As you look over the data below, please find each line where the word "Посмотреть" appears, then copy it.

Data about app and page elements
↓
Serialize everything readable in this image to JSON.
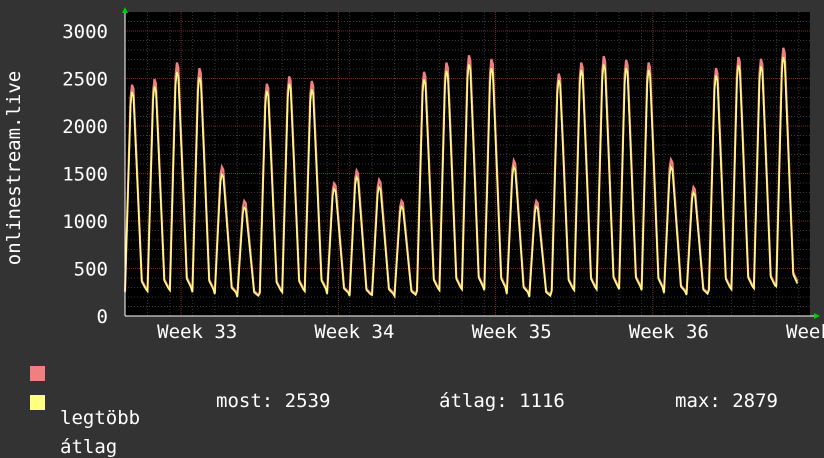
{
  "chart_data": {
    "type": "area",
    "ylabel": "onlinestream.live",
    "y_ticks": [
      0,
      500,
      1000,
      1500,
      2000,
      2500,
      3000
    ],
    "ylim": [
      0,
      3200
    ],
    "x_ticks": [
      "Week 33",
      "Week 34",
      "Week 35",
      "Week 36",
      "Week"
    ],
    "grid": true,
    "series": [
      {
        "name": "legtöbb",
        "color": "#f08080",
        "daily_peaks": [
          2520,
          2580,
          2760,
          2700,
          1620,
          1250,
          2530,
          2610,
          2560,
          1440,
          1580,
          1480,
          1250,
          2660,
          2760,
          2840,
          2800,
          1690,
          1250,
          2640,
          2760,
          2830,
          2790,
          2760,
          1700,
          1400,
          2700,
          2820,
          2800,
          2920
        ],
        "daily_troughs": [
          260,
          270,
          280,
          260,
          240,
          210,
          250,
          260,
          270,
          240,
          220,
          230,
          220,
          270,
          280,
          290,
          280,
          240,
          210,
          270,
          280,
          290,
          290,
          280,
          250,
          230,
          280,
          290,
          300,
          330
        ]
      },
      {
        "name": "átlag",
        "color": "#ffff80",
        "daily_peaks": [
          2440,
          2500,
          2660,
          2600,
          1540,
          1180,
          2450,
          2530,
          2470,
          1380,
          1510,
          1400,
          1190,
          2580,
          2670,
          2740,
          2700,
          1620,
          1190,
          2570,
          2680,
          2740,
          2700,
          2680,
          1620,
          1340,
          2620,
          2730,
          2720,
          2820
        ],
        "daily_troughs": [
          250,
          260,
          270,
          250,
          230,
          200,
          240,
          250,
          260,
          230,
          210,
          220,
          210,
          260,
          270,
          280,
          270,
          230,
          200,
          260,
          270,
          280,
          280,
          270,
          240,
          220,
          270,
          280,
          290,
          310
        ]
      }
    ]
  },
  "legend": {
    "max_label": "legtöbb",
    "avg_label": "átlag",
    "max_color": "#f08080",
    "avg_color": "#ffff80"
  },
  "stats": {
    "now": "most: 2539",
    "avg": "átlag: 1116",
    "max": "max: 2879"
  }
}
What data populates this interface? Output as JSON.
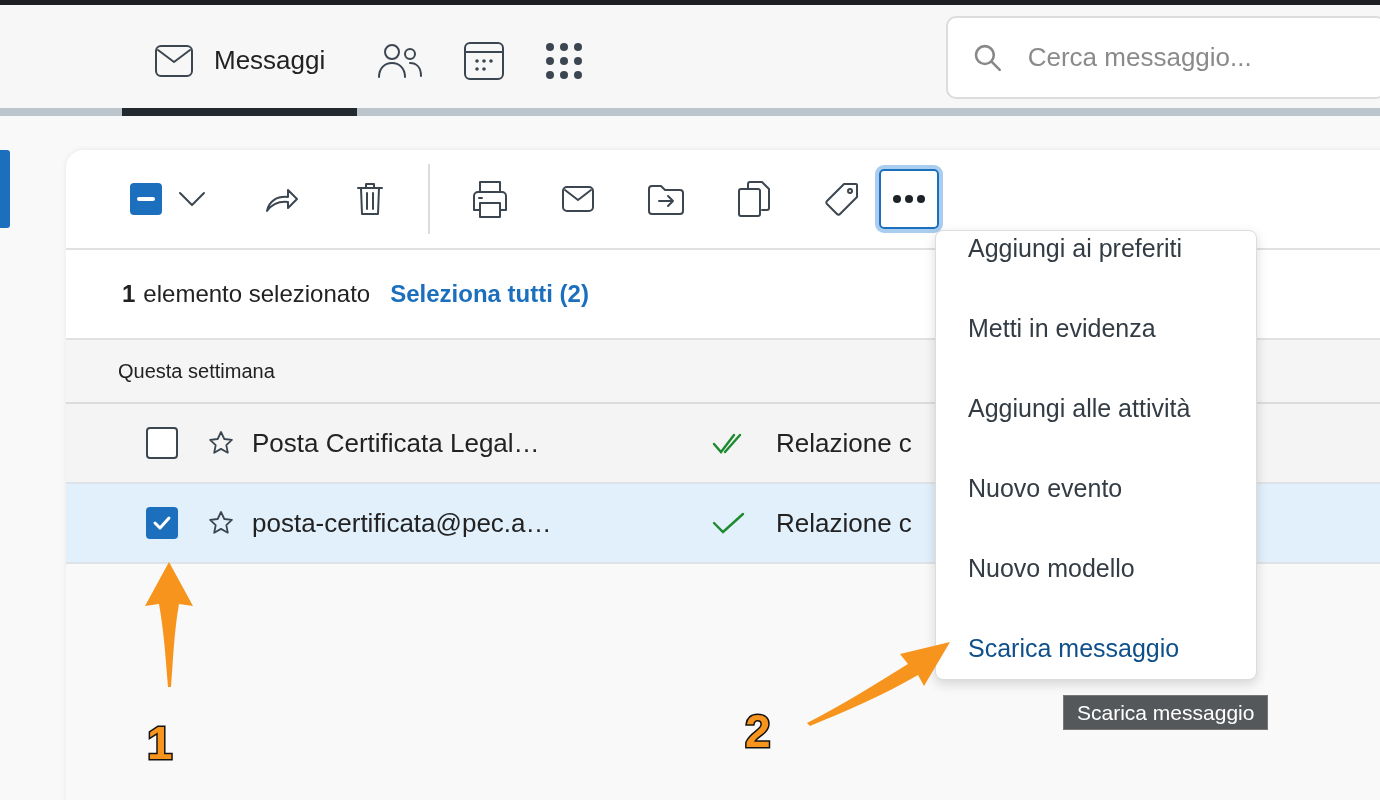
{
  "nav": {
    "tabs": [
      {
        "kind": "mail",
        "label": "Messaggi",
        "selected": true
      },
      {
        "kind": "contacts",
        "selected": false
      },
      {
        "kind": "calendar",
        "selected": false
      },
      {
        "kind": "apps",
        "selected": false
      }
    ]
  },
  "search": {
    "placeholder": "Cerca messaggio..."
  },
  "toolbar": {
    "select_all": {
      "indeterminate": true
    },
    "more_button": {
      "focused": true
    }
  },
  "selection_bar": {
    "count": "1",
    "text": "elemento selezionato",
    "select_all_link": "Seleziona tutti (2)"
  },
  "group": {
    "title": "Questa settimana"
  },
  "messages": [
    {
      "checked": false,
      "selected": false,
      "sender": "Posta Certificata Legal…",
      "double_check": true,
      "subject": "Relazione c"
    },
    {
      "checked": true,
      "selected": true,
      "sender": "posta-certificata@pec.a…",
      "double_check": false,
      "subject": "Relazione c"
    }
  ],
  "menu": {
    "items": [
      {
        "label": "Aggiungi ai preferiti",
        "selected": false
      },
      {
        "label": "Metti in evidenza",
        "selected": false
      },
      {
        "label": "Aggiungi alle attività",
        "selected": false
      },
      {
        "label": "Nuovo evento",
        "selected": false
      },
      {
        "label": "Nuovo modello",
        "selected": false
      },
      {
        "label": "Scarica messaggio",
        "selected": true
      }
    ]
  },
  "tooltip": {
    "text": "Scarica messaggio"
  },
  "annotations": [
    {
      "label": "1"
    },
    {
      "label": "2"
    }
  ]
}
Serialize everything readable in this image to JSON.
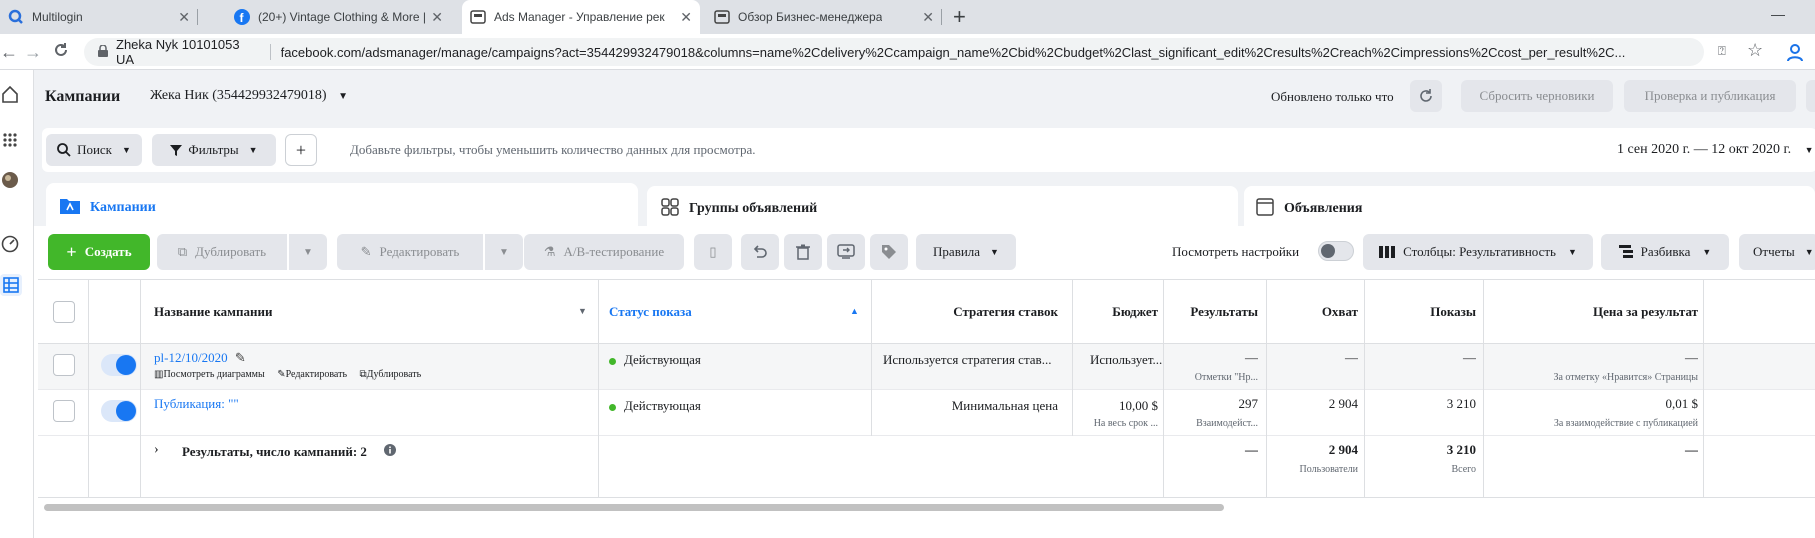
{
  "browser": {
    "tabs": [
      {
        "title": "Multilogin",
        "icon": "multilogin-icon"
      },
      {
        "title": "(20+) Vintage Clothing & More |",
        "icon": "facebook-icon"
      },
      {
        "title": "Ads Manager - Управление рек",
        "icon": "ads-manager-icon"
      },
      {
        "title": "Обзор Бизнес-менеджера",
        "icon": "business-manager-icon"
      }
    ],
    "new_tab": "+",
    "minimize": "—",
    "profile": "Zheka Nyk 10101053 UA",
    "url": "facebook.com/adsmanager/manage/campaigns?act=354429932479018&columns=name%2Cdelivery%2Ccampaign_name%2Cbid%2Cbudget%2Clast_significant_edit%2Cresults%2Creach%2Cimpressions%2Ccost_per_result%2C..."
  },
  "header": {
    "title": "Кампании",
    "account": "Жека Ник (354429932479018)",
    "updated": "Обновлено только что",
    "discard": "Сбросить черновики",
    "review": "Проверка и публикация"
  },
  "filter": {
    "search": "Поиск",
    "filters": "Фильтры",
    "add": "+",
    "placeholder": "Добавьте фильтры, чтобы уменьшить количество данных для просмотра.",
    "date_range": "1 сен 2020 г. — 12 окт 2020 г."
  },
  "levels": {
    "campaigns": "Кампании",
    "adsets": "Группы объявлений",
    "ads": "Объявления"
  },
  "toolbar": {
    "create": "Создать",
    "duplicate": "Дублировать",
    "edit": "Редактировать",
    "ab_test": "A/B-тестирование",
    "rules": "Правила",
    "view_settings": "Посмотреть настройки",
    "columns": "Столбцы: Результативность",
    "breakdown": "Разбивка",
    "reports": "Отчеты"
  },
  "table": {
    "headers": {
      "name": "Название кампании",
      "delivery": "Статус показа",
      "bid": "Стратегия ставок",
      "budget": "Бюджет",
      "results": "Результаты",
      "reach": "Охват",
      "impressions": "Показы",
      "cost": "Цена за результат"
    },
    "rows": [
      {
        "name": "pl-12/10/2020",
        "actions": {
          "charts": "Посмотреть диаграммы",
          "edit": "Редактировать",
          "duplicate": "Дублировать"
        },
        "delivery": "Действующая",
        "bid": "Используется стратегия став...",
        "budget": "Использует...",
        "results": "—",
        "results_sub": "Отметки \"Нр...",
        "reach": "—",
        "impressions": "—",
        "cost": "—",
        "cost_sub": "За отметку «Нравится» Страницы"
      },
      {
        "name": "Публикация: \"\"",
        "delivery": "Действующая",
        "bid": "Минимальная цена",
        "budget": "10,00 $",
        "budget_sub": "На весь срок ...",
        "results": "297",
        "results_sub": "Взаимодейст...",
        "reach": "2 904",
        "impressions": "3 210",
        "cost": "0,01 $",
        "cost_sub": "За взаимодействие с публикацией"
      }
    ],
    "summary": {
      "label": "Результаты, число кампаний: 2",
      "results": "—",
      "reach": "2 904",
      "reach_sub": "Пользователи",
      "impressions": "3 210",
      "impressions_sub": "Всего",
      "cost": "—"
    }
  },
  "colors": {
    "accent": "#1877f2",
    "create": "#42b72a",
    "status": "#42b72a"
  }
}
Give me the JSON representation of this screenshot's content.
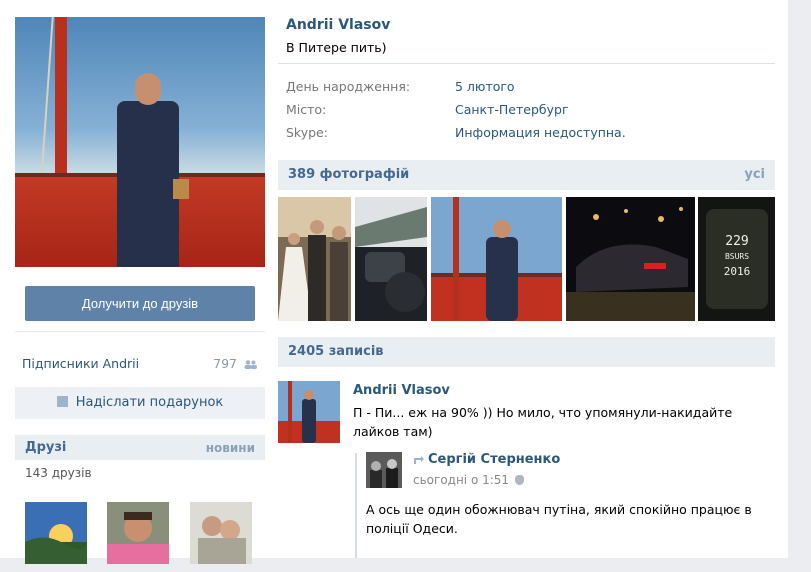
{
  "profile": {
    "name": "Andrii Vlasov",
    "status": "В Питере пить)",
    "info": [
      {
        "label": "День народження:",
        "value": "5 лютого"
      },
      {
        "label": "Місто:",
        "value": "Санкт-Петербург"
      },
      {
        "label": "Skype:",
        "value": "Информация недоступна."
      }
    ]
  },
  "actions": {
    "add_friend": "Долучити до друзів",
    "send_gift": "Надіслати подарунок"
  },
  "followers": {
    "label": "Підписники Andrii",
    "count": "797"
  },
  "friends": {
    "title": "Друзі",
    "link": "новини",
    "count_label": "143 друзів"
  },
  "photos": {
    "title": "389 фотографій",
    "link": "усі",
    "tile_texts": [
      "229",
      "BSURS",
      "2016"
    ]
  },
  "wall": {
    "title": "2405 записів",
    "post": {
      "author": "Andrii Vlasov",
      "text": "П - Пи... еж на 90% )) Но мило, что упомянули-накидайте лайков там)"
    },
    "repost": {
      "author": "Сергій Стерненко",
      "time": "сьогодні о 1:51",
      "text": "А ось ще один обожнювач путіна, який спокійно працює в поліції Одеси."
    }
  },
  "colors": {
    "link": "#2b587a",
    "button": "#5e82a8",
    "section_bg": "#e9eef3"
  }
}
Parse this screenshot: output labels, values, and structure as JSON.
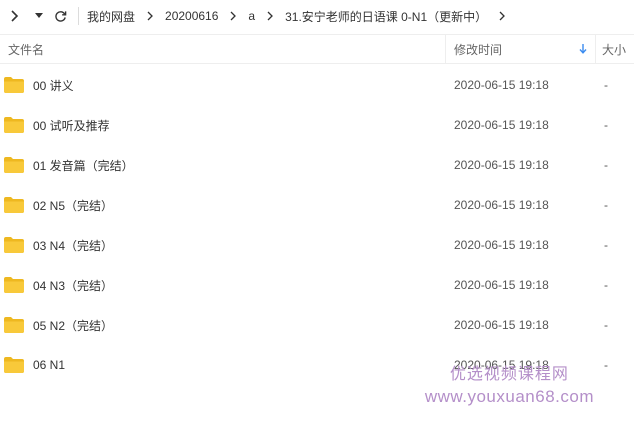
{
  "breadcrumb": [
    "我的网盘",
    "20200616",
    "a",
    "31.安宁老师的日语课 0-N1（更新中）"
  ],
  "header": {
    "name": "文件名",
    "time": "修改时间",
    "size": "大小"
  },
  "rows": [
    {
      "name": "00 讲义",
      "time": "2020-06-15 19:18",
      "size": "-"
    },
    {
      "name": "00 试听及推荐",
      "time": "2020-06-15 19:18",
      "size": "-"
    },
    {
      "name": "01 发音篇（完结）",
      "time": "2020-06-15 19:18",
      "size": "-"
    },
    {
      "name": "02 N5（完结）",
      "time": "2020-06-15 19:18",
      "size": "-"
    },
    {
      "name": "03 N4（完结）",
      "time": "2020-06-15 19:18",
      "size": "-"
    },
    {
      "name": "04 N3（完结）",
      "time": "2020-06-15 19:18",
      "size": "-"
    },
    {
      "name": "05 N2（完结）",
      "time": "2020-06-15 19:18",
      "size": "-"
    },
    {
      "name": "06 N1",
      "time": "2020-06-15 19:18",
      "size": "-"
    }
  ],
  "watermark": {
    "cn": "优选视频课程网",
    "url": "www.youxuan68.com"
  },
  "colors": {
    "folder": "#f8c93a",
    "folder_dark": "#eeb820",
    "sort_arrow": "#3b8cf0",
    "watermark": "#b48fc9"
  },
  "icons": {
    "forward": "chevron-right-icon",
    "dropdown": "caret-down-icon",
    "refresh": "refresh-icon",
    "sort": "arrow-down-icon",
    "folder": "folder-icon"
  }
}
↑
§ Solution for this exercise:
    "view_settings": "Посмотреть настройки",
          "charts": "Посмотреть диаграммы",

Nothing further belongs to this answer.